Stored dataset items
=-=-=-=-=

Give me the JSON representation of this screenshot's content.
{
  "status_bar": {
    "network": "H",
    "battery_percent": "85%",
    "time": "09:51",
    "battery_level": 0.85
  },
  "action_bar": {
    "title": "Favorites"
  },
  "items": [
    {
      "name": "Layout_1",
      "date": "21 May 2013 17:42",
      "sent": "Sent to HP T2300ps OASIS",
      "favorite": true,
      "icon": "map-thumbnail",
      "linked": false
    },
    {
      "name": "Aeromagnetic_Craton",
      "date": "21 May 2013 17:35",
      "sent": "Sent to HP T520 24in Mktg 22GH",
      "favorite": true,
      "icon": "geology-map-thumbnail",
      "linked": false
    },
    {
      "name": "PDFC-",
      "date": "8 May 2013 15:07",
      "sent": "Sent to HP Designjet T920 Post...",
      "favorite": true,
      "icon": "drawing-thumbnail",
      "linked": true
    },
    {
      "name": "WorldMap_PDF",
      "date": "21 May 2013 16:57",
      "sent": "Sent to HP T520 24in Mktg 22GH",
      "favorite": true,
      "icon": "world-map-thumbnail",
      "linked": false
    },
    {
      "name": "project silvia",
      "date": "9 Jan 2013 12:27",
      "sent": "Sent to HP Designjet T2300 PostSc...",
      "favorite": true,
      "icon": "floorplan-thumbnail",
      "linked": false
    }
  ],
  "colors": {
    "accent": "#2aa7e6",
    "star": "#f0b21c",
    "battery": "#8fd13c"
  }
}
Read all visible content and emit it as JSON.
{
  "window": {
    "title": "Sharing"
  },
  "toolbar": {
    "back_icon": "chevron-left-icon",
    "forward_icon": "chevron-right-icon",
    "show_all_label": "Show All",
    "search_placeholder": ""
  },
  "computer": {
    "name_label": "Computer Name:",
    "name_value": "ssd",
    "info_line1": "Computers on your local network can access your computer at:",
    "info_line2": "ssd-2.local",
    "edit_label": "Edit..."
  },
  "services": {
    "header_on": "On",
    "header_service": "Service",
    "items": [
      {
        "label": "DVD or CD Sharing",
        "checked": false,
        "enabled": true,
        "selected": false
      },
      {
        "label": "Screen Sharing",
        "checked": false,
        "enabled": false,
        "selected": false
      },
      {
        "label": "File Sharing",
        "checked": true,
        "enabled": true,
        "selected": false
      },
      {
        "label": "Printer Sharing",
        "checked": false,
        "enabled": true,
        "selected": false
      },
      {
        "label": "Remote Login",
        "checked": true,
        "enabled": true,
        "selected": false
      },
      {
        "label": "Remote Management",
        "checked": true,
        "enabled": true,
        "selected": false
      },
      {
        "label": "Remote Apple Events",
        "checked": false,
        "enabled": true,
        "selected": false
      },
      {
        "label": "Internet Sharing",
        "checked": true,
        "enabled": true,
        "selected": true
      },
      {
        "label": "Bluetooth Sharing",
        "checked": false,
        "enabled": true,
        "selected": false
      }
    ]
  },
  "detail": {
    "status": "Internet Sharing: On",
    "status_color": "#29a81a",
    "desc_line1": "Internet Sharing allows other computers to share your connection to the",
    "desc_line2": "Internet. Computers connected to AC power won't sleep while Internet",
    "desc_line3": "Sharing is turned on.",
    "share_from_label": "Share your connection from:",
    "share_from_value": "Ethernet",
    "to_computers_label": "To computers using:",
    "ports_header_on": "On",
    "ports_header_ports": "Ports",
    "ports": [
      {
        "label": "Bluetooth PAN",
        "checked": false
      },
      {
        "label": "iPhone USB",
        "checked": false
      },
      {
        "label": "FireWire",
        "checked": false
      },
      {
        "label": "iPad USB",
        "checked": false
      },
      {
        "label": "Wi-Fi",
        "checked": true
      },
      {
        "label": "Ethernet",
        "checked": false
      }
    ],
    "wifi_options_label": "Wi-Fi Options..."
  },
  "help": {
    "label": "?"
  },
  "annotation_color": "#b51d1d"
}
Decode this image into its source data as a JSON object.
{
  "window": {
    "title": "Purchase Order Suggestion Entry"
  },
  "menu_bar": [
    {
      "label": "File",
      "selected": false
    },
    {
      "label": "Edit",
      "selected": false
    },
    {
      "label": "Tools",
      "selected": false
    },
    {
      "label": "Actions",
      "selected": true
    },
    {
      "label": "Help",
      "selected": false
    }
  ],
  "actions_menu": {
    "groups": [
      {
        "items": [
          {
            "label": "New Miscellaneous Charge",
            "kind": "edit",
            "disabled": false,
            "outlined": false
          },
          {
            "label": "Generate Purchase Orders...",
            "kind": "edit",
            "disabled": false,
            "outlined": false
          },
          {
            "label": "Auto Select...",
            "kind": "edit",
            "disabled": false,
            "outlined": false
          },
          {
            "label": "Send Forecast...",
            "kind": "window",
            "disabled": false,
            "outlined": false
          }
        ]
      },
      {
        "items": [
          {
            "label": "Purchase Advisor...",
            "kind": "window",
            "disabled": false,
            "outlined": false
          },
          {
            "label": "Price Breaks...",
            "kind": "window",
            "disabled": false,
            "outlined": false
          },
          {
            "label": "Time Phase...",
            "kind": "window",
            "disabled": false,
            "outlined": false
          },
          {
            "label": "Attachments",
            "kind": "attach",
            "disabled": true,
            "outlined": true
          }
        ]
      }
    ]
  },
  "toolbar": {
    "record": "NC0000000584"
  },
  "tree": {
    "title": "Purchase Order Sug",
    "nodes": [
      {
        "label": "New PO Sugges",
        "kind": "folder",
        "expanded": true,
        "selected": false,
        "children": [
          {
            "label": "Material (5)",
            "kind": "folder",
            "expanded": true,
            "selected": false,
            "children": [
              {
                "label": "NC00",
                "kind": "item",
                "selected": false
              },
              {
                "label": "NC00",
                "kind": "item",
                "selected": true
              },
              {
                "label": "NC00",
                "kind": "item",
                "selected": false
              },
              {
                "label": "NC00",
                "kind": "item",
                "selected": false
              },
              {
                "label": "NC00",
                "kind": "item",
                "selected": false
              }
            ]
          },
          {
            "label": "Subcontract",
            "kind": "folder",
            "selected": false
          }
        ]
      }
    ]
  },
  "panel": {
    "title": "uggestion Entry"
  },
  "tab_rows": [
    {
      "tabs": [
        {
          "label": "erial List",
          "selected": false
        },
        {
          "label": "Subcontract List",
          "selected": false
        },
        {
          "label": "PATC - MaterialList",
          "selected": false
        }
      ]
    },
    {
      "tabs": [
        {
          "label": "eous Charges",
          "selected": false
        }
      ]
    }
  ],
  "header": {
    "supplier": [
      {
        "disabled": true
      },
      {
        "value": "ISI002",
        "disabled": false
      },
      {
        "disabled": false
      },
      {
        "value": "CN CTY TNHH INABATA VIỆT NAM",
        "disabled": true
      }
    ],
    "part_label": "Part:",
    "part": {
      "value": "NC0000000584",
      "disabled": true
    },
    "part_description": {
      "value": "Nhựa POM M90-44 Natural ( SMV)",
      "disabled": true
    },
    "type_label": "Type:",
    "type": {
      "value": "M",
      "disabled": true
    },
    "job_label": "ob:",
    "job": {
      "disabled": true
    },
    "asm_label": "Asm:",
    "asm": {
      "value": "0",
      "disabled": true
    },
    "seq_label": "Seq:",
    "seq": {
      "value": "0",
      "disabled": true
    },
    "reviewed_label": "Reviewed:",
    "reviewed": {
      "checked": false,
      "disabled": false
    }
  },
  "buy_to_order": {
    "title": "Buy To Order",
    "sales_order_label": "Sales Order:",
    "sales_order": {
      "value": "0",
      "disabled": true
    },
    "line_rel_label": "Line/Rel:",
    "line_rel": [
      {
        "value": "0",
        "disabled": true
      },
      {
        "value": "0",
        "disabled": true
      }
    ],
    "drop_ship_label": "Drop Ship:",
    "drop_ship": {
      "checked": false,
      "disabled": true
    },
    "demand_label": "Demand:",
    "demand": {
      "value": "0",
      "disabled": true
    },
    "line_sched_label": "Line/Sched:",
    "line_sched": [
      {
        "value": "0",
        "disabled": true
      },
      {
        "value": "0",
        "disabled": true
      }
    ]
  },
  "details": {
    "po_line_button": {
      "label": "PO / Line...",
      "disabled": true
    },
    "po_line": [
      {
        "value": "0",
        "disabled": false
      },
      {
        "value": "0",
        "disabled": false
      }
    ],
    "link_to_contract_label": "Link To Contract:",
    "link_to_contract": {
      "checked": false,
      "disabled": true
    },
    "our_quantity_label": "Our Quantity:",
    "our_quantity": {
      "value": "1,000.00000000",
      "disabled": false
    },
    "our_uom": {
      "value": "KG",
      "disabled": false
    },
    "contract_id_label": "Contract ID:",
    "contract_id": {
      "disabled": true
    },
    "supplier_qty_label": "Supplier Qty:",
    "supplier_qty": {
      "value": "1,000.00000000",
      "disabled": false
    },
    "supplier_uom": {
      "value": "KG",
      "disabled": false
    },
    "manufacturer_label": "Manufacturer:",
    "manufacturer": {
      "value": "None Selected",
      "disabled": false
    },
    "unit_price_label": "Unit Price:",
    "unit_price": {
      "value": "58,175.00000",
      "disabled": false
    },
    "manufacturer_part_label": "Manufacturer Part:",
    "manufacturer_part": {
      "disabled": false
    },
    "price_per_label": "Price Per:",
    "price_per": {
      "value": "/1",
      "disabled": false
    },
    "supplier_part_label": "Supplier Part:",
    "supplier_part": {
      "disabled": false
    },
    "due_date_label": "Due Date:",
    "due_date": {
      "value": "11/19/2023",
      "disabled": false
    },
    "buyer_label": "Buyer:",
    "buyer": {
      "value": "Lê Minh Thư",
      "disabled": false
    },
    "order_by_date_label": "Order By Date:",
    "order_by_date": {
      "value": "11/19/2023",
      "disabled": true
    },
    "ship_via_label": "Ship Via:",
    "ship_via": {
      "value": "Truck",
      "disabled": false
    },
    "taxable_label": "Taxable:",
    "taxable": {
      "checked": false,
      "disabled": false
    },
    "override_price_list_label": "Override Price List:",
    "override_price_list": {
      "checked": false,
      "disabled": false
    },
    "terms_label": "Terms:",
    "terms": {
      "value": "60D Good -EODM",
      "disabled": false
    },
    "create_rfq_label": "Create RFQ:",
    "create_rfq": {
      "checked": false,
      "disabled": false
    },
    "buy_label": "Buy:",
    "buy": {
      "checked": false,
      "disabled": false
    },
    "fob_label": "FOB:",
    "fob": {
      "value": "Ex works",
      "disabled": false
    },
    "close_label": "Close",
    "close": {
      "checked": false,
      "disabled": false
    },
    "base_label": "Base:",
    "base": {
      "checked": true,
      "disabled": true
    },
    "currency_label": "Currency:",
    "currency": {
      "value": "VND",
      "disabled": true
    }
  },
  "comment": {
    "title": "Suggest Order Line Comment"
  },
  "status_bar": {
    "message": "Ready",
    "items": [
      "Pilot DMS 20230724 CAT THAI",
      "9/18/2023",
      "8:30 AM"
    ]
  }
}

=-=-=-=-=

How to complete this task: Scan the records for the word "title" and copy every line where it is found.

Answer below:
    "title": "Favorites"
    "title": "Sharing"
    "title": "Purchase Order Suggestion Entry"
    "title": "Purchase Order Sug",
    "title": "uggestion Entry"
    "title": "Buy To Order",
    "title": "Suggest Order Line Comment"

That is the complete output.